"This research is a wonderful example of taking what our physicians see every day in the hospital and applying a broader scientific view to uncover a troubling societal problem that needs greater awareness," says E. Albert Reece, M.D., Ph.D., M.B.A., vice president for medical affairs at the University of Maryland and John Z. and Akiko K. Bowers Distinguished Professor and dean of the University of Maryland School of Medicine. "I hope that these results will help to significantly reduce incidence of injuries and lead us to a better understanding of how such injuries occur and how we can prevent them."
Dr. Lichenstein and his colleagues noted two likely phenomena associated with these injuries and deaths: distraction and sensory deprivation. The distraction caused by the use of electronic devices has been coined "inattentional blindness," in which multiple stimuli divide the brain's mental resource allocation. In cases of headphone-wearing pedestrian collisions with vehicles, the distraction is intensified by sensory deprivation, in which the pedestrian's ability to hear a train or car warning signal is masked by the sounds produced by the portable electronic device and headphones.

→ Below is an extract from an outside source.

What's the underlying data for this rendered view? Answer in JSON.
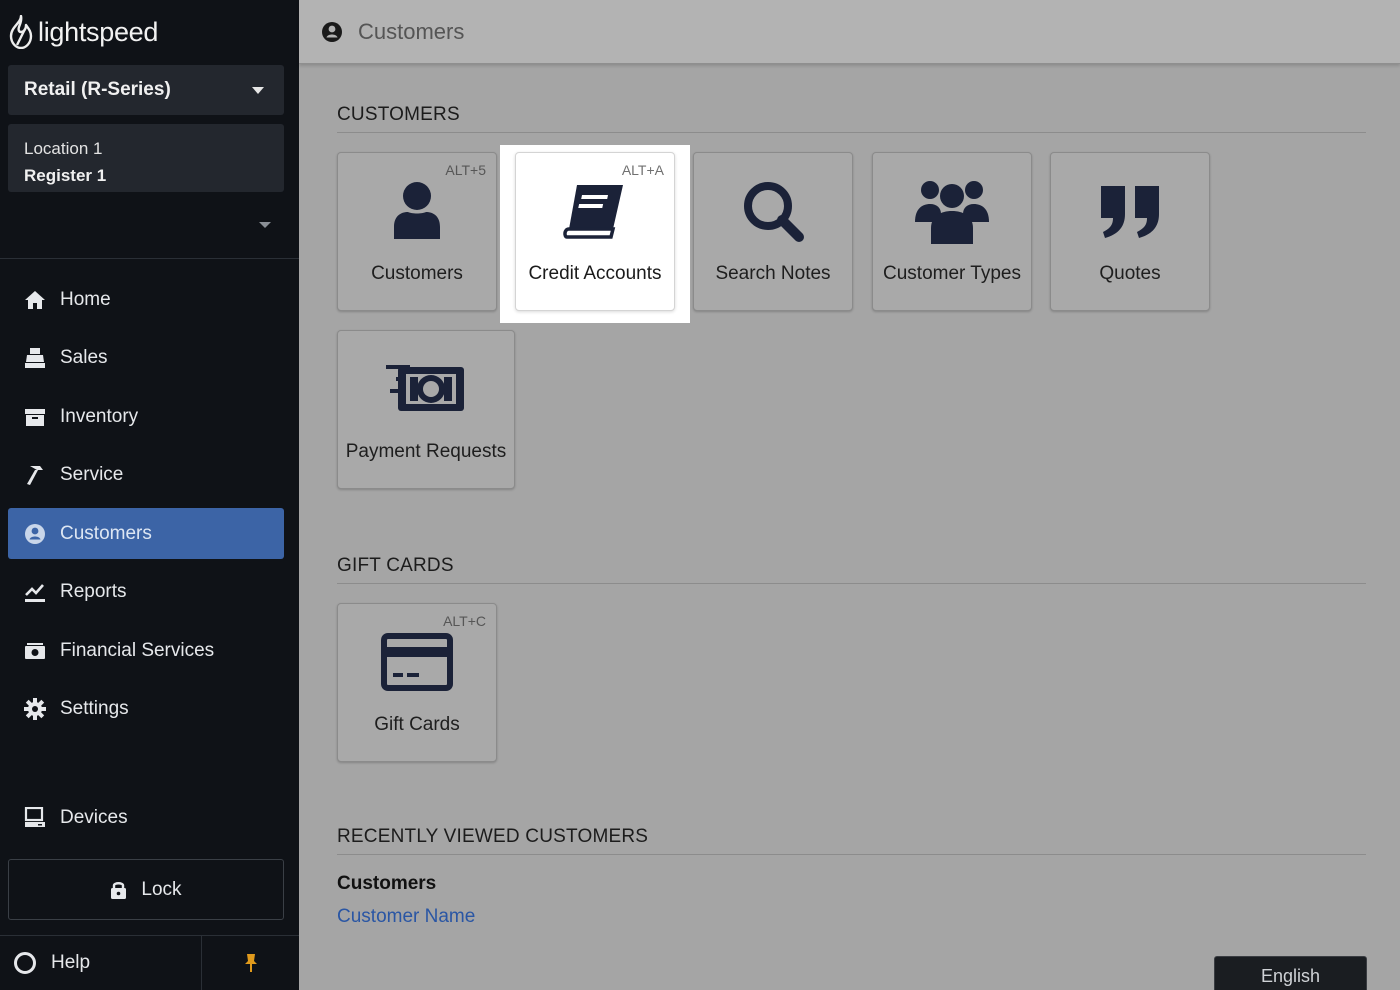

Dr. Lichenstein says the study was initiated after reviewing a tragic pediatric death where a local teen died crossing railroad tracks. The teen was noted to be wearing headphones and did not avoid the oncoming train despite auditory alarms. Further review revealed other cases not only in Maryland but in other states too. "As a pediatric emergency physician and someone interested in safety and prevention, I saw this as an opportunity to -- at minimum -- alert parents of teens and young adults of the
|Contact: Karen Lancaster|
University of Maryland Medical Center